START GIVEN RECORDS

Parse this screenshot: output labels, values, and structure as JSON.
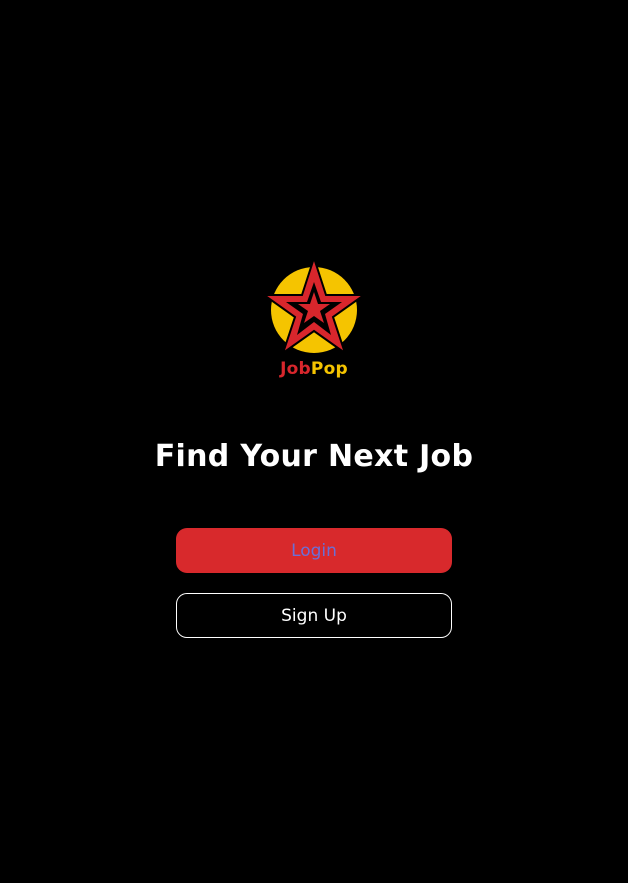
{
  "brand": {
    "logo_icon": "star-badge-icon",
    "word_part1": "Job",
    "word_part2": "Pop",
    "color_red": "#d8262c",
    "color_yellow": "#f5c400"
  },
  "headline": "Find Your Next Job",
  "actions": {
    "login_label": "Login",
    "signup_label": "Sign Up",
    "login_bg": "#d8292c",
    "login_text_color": "#6b6fd6",
    "signup_border": "#ffffff"
  },
  "background": "#000000"
}
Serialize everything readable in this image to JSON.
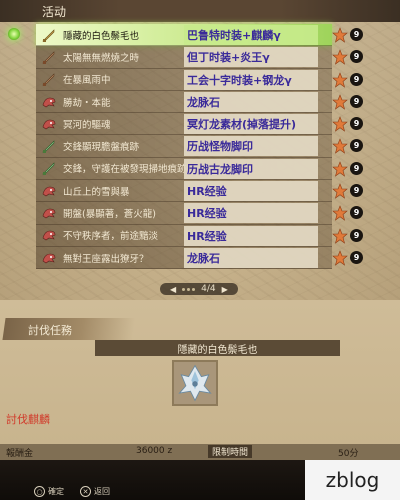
{
  "header": {
    "tab_title": "活动"
  },
  "quests": [
    {
      "name": "隱藏的白色鬃毛也",
      "reward": "巴鲁特时装+麒麟γ",
      "stars": "9",
      "icon": "gold-sword-icon",
      "selected": true
    },
    {
      "name": "太陽無無燃燒之時",
      "reward": "但丁时装+炎王γ",
      "stars": "9",
      "icon": "sword-icon",
      "selected": false
    },
    {
      "name": "在暴風雨中",
      "reward": "工会十字时装+钢龙γ",
      "stars": "9",
      "icon": "sword-icon",
      "selected": false
    },
    {
      "name": "勝劫・本能",
      "reward": "龙脉石",
      "stars": "9",
      "icon": "monster-head-icon",
      "selected": false
    },
    {
      "name": "冥河的驅魂",
      "reward": "冥灯龙素材(掉落提升)",
      "stars": "9",
      "icon": "monster-head-icon",
      "selected": false
    },
    {
      "name": "交鋒顯現膽盤痕跡",
      "reward": "历战怪物脚印",
      "stars": "9",
      "icon": "green-sword-icon",
      "selected": false
    },
    {
      "name": "交鋒，守護在被發現掃地痕跡",
      "reward": "历战古龙脚印",
      "stars": "9",
      "icon": "green-sword-icon",
      "selected": false
    },
    {
      "name": "山丘上的雪與暴",
      "reward": "HR经验",
      "stars": "9",
      "icon": "monster-head-icon",
      "selected": false
    },
    {
      "name": "開盤(暴顯著，蒼火龍)",
      "reward": "HR经验",
      "stars": "9",
      "icon": "monster-head-icon",
      "selected": false
    },
    {
      "name": "不守秩序者，前途黯淡",
      "reward": "HR经验",
      "stars": "9",
      "icon": "monster-head-icon",
      "selected": false
    },
    {
      "name": "無對王座露出獠牙？",
      "reward": "龙脉石",
      "stars": "9",
      "icon": "monster-head-icon",
      "selected": false
    }
  ],
  "pager": {
    "label": "4/4"
  },
  "detail": {
    "section_title": "討伐任務",
    "quest_title": "隱藏的白色鬃毛也",
    "quest_type": "討伐麒麟",
    "monster_icon": "kirin-icon",
    "money_label": "報酬金",
    "money_value": "36000 z",
    "limit_label": "限制時間",
    "limit_value": "50分"
  },
  "footer": {
    "confirm_label": "確定",
    "back_label": "返回",
    "watermark": "zblog"
  },
  "colors": {
    "selected_row": "#c8e98a",
    "reward_text": "#3a2a9a",
    "star": "#e07a3a",
    "quest_type": "#d13a2a"
  }
}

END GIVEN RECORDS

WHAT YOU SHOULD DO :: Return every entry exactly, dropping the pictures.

SOLUTION TO THIS TASK ::
Parse this screenshot: output labels, values, and structure as JSON.
{
  "brand": {
    "logo_icon": "star-badge-icon",
    "word_part1": "Job",
    "word_part2": "Pop",
    "color_red": "#d8262c",
    "color_yellow": "#f5c400"
  },
  "headline": "Find Your Next Job",
  "actions": {
    "login_label": "Login",
    "signup_label": "Sign Up",
    "login_bg": "#d8292c",
    "login_text_color": "#6b6fd6",
    "signup_border": "#ffffff"
  },
  "background": "#000000"
}
Serialize everything readable in this image to JSON.
{
  "header": {
    "tab_title": "活动"
  },
  "quests": [
    {
      "name": "隱藏的白色鬃毛也",
      "reward": "巴鲁特时装+麒麟γ",
      "stars": "9",
      "icon": "gold-sword-icon",
      "selected": true
    },
    {
      "name": "太陽無無燃燒之時",
      "reward": "但丁时装+炎王γ",
      "stars": "9",
      "icon": "sword-icon",
      "selected": false
    },
    {
      "name": "在暴風雨中",
      "reward": "工会十字时装+钢龙γ",
      "stars": "9",
      "icon": "sword-icon",
      "selected": false
    },
    {
      "name": "勝劫・本能",
      "reward": "龙脉石",
      "stars": "9",
      "icon": "monster-head-icon",
      "selected": false
    },
    {
      "name": "冥河的驅魂",
      "reward": "冥灯龙素材(掉落提升)",
      "stars": "9",
      "icon": "monster-head-icon",
      "selected": false
    },
    {
      "name": "交鋒顯現膽盤痕跡",
      "reward": "历战怪物脚印",
      "stars": "9",
      "icon": "green-sword-icon",
      "selected": false
    },
    {
      "name": "交鋒，守護在被發現掃地痕跡",
      "reward": "历战古龙脚印",
      "stars": "9",
      "icon": "green-sword-icon",
      "selected": false
    },
    {
      "name": "山丘上的雪與暴",
      "reward": "HR经验",
      "stars": "9",
      "icon": "monster-head-icon",
      "selected": false
    },
    {
      "name": "開盤(暴顯著，蒼火龍)",
      "reward": "HR经验",
      "stars": "9",
      "icon": "monster-head-icon",
      "selected": false
    },
    {
      "name": "不守秩序者，前途黯淡",
      "reward": "HR经验",
      "stars": "9",
      "icon": "monster-head-icon",
      "selected": false
    },
    {
      "name": "無對王座露出獠牙？",
      "reward": "龙脉石",
      "stars": "9",
      "icon": "monster-head-icon",
      "selected": false
    }
  ],
  "pager": {
    "label": "4/4"
  },
  "detail": {
    "section_title": "討伐任務",
    "quest_title": "隱藏的白色鬃毛也",
    "quest_type": "討伐麒麟",
    "monster_icon": "kirin-icon",
    "money_label": "報酬金",
    "money_value": "36000 z",
    "limit_label": "限制時間",
    "limit_value": "50分"
  },
  "footer": {
    "confirm_label": "確定",
    "back_label": "返回",
    "watermark": "zblog"
  },
  "colors": {
    "selected_row": "#c8e98a",
    "reward_text": "#3a2a9a",
    "star": "#e07a3a",
    "quest_type": "#d13a2a"
  }
}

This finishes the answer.